• fr
  • en

THE MAGICIAN’S CHAMBERMAID

 

Over twenty years ago, Marshal Alan Brooke’s descendants invited me to their castle in Northern Ireland. Theirs was a courageous and enterprising household; they had decided to restore the family domain and open it to the public. They were endearing, welcoming, intelligent and warm. The surprising thing is that I cannot remember the name of that castle: the family owned two. In any case, I learned the story of the ghost that haunted the place.

 

During the 17th century, the house belonged to a lord who was very well versed in the occult. He had extraordinary powers that he used only for his own good or that of others. Could he have been the one who set in motion the strange phenomenon that reappeared during my visit? Every evening, dozens of crows would circle above the castle. None of them, however, touched the seedlings or plants; they seemed to be showing that they were protecting the area.

 

The ghost itself was a different story.
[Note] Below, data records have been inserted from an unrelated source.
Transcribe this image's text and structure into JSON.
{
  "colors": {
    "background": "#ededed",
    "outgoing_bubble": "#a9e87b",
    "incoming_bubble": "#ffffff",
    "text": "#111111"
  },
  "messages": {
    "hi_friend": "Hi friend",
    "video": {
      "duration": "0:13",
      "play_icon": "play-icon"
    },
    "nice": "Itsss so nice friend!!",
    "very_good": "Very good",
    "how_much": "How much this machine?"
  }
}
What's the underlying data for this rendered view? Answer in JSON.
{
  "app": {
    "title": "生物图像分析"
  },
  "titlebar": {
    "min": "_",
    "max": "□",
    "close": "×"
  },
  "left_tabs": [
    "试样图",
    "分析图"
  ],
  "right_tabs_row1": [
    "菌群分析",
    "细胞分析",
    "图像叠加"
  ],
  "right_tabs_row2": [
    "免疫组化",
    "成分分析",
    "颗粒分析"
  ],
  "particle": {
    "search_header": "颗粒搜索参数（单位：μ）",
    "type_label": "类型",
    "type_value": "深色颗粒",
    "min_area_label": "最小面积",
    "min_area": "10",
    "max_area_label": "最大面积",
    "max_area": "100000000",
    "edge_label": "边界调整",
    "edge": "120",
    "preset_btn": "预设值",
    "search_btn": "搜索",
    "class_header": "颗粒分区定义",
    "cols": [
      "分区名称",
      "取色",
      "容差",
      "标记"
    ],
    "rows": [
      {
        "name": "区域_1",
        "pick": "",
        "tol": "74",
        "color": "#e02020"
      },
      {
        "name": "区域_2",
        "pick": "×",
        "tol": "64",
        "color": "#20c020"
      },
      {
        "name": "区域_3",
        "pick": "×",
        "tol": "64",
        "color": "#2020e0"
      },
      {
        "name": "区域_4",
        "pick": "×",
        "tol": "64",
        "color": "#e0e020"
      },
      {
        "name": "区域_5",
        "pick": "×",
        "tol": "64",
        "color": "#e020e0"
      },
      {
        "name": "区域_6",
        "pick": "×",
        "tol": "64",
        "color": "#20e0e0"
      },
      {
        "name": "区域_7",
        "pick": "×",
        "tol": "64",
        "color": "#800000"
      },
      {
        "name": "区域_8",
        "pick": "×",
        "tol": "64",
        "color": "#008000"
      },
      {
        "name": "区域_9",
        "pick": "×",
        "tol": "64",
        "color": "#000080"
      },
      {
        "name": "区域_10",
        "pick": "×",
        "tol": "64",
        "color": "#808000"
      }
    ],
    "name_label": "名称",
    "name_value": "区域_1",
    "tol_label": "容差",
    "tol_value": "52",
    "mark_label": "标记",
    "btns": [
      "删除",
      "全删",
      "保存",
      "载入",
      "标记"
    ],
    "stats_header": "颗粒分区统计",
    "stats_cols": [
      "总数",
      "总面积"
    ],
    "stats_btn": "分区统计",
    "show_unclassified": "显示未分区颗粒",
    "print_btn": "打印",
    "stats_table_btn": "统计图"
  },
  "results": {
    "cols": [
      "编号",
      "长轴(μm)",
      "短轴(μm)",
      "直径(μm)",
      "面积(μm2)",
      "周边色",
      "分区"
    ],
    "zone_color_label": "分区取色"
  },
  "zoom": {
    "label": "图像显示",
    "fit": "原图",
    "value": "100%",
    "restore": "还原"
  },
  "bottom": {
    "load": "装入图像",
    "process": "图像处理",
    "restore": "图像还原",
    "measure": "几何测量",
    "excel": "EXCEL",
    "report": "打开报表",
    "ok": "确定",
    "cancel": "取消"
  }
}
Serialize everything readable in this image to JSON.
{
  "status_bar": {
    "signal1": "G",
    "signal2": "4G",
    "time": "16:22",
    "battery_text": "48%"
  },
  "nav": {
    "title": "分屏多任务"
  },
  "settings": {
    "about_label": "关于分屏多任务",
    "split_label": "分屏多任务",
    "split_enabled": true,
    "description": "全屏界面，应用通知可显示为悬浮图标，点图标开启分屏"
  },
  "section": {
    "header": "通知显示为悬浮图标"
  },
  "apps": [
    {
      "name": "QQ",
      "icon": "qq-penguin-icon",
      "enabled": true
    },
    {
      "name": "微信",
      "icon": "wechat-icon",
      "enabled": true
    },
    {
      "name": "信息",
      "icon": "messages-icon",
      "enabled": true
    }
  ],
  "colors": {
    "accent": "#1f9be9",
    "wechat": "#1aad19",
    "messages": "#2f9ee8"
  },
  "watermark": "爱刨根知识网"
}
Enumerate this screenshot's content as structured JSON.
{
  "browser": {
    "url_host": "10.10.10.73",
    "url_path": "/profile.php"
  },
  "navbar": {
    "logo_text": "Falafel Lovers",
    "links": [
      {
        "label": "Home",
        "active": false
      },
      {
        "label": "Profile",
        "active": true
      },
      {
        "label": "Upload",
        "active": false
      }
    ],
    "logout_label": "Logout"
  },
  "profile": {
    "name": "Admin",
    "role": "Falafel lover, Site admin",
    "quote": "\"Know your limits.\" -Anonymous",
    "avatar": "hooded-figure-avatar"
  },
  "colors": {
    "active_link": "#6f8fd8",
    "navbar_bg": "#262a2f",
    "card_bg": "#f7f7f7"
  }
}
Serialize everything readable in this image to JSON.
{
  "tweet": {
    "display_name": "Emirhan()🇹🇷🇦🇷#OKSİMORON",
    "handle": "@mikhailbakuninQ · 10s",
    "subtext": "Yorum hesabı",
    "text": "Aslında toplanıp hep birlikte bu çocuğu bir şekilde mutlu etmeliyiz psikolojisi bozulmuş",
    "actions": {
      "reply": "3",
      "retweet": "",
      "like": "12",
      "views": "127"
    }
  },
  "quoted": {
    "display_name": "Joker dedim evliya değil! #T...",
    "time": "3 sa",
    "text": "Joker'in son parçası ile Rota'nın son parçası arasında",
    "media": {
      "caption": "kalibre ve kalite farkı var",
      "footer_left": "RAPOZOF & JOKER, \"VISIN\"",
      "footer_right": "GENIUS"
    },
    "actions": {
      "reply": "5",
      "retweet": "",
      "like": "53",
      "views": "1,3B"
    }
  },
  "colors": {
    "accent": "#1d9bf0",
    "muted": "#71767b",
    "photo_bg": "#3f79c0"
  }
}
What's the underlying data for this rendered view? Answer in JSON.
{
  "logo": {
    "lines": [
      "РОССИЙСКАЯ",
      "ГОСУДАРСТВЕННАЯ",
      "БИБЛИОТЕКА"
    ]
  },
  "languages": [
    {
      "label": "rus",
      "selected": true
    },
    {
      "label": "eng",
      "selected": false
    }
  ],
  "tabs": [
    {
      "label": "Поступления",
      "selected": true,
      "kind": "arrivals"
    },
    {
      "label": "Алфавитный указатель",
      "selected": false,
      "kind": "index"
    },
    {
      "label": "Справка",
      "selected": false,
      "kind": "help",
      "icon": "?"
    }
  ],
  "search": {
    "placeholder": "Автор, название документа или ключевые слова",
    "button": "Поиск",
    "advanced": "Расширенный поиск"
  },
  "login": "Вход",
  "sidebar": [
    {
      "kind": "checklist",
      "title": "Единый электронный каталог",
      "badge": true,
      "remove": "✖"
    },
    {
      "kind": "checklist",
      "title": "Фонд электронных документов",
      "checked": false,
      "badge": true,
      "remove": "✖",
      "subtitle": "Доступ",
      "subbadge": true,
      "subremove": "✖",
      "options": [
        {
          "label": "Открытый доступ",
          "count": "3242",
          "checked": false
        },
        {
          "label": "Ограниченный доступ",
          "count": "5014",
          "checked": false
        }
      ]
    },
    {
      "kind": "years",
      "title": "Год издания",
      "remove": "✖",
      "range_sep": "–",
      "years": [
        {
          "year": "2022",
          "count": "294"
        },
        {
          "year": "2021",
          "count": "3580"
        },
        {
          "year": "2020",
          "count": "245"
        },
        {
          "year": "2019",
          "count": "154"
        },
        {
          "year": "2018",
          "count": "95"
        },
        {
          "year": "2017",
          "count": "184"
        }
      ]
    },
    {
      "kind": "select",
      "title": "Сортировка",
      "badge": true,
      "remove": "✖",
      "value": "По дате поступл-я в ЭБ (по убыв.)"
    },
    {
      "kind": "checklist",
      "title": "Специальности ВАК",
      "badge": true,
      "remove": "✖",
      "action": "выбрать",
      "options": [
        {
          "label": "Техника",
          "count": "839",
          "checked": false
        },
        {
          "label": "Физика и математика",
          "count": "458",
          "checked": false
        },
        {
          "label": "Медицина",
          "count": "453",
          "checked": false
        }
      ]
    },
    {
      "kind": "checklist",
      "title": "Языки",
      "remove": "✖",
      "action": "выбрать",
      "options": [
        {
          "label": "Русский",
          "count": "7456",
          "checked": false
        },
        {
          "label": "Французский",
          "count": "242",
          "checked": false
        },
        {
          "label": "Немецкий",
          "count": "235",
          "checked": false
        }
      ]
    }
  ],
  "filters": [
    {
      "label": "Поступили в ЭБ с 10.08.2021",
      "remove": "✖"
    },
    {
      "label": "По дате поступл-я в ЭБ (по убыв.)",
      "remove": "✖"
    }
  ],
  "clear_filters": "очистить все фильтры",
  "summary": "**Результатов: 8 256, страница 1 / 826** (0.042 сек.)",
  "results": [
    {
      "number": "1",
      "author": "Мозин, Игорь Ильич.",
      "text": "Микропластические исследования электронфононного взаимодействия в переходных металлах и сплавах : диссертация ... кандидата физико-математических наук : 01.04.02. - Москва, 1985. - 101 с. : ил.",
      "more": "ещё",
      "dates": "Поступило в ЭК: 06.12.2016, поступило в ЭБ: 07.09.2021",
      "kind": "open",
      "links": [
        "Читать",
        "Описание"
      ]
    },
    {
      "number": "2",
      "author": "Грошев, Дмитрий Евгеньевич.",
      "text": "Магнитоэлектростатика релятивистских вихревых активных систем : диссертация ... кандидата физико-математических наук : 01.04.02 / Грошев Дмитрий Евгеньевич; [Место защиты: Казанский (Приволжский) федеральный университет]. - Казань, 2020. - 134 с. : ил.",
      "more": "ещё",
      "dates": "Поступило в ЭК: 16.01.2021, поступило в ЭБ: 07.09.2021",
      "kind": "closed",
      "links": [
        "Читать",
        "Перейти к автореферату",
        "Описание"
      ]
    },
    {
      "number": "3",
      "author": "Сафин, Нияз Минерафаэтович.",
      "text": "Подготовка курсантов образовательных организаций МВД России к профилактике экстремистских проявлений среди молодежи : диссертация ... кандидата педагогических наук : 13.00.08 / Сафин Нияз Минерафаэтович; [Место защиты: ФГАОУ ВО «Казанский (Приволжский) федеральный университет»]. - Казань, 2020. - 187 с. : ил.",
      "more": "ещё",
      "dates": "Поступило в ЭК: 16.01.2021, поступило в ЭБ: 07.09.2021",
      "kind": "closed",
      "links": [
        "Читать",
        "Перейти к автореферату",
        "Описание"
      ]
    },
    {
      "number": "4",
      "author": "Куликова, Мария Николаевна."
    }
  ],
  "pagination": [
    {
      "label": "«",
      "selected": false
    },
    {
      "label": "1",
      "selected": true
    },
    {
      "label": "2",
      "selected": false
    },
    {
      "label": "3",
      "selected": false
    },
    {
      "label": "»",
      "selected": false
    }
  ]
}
The 17th century castellan magician had shared a good number of his secrets and powers with a faithful chambermaid. When he died, she left the area and settled in Edinburg, where she took up working for a considerably well-off family. Then, one day, someone realised that all of the silverware in the house had been stolen. For some reason, the young woman was accused. She was imprisoned, judged, found guilty and condemned to hang. So she requested a grace period. Locked up in her cell, she used her powers to see the future that she had learned from the castellan magician. She called in the judges and told them to go to a certain house at a specific address that belonged to one of the servants of the wealthy theft victims. She described the house and the hiding place where the stolen silverware supposedly was. The police went there and did indeed find the stolen silverware. The chambermaid was declared innocent and released. As she was leaving the prison one of the policemen asked her, “But how did you find the identity of the guilty person and the place of the crime?” The chambermaid had to tell the truth: she had used her magic powers. She was not hung, but instead burnt at the stake for being a witch.


by Prince Michael of Greece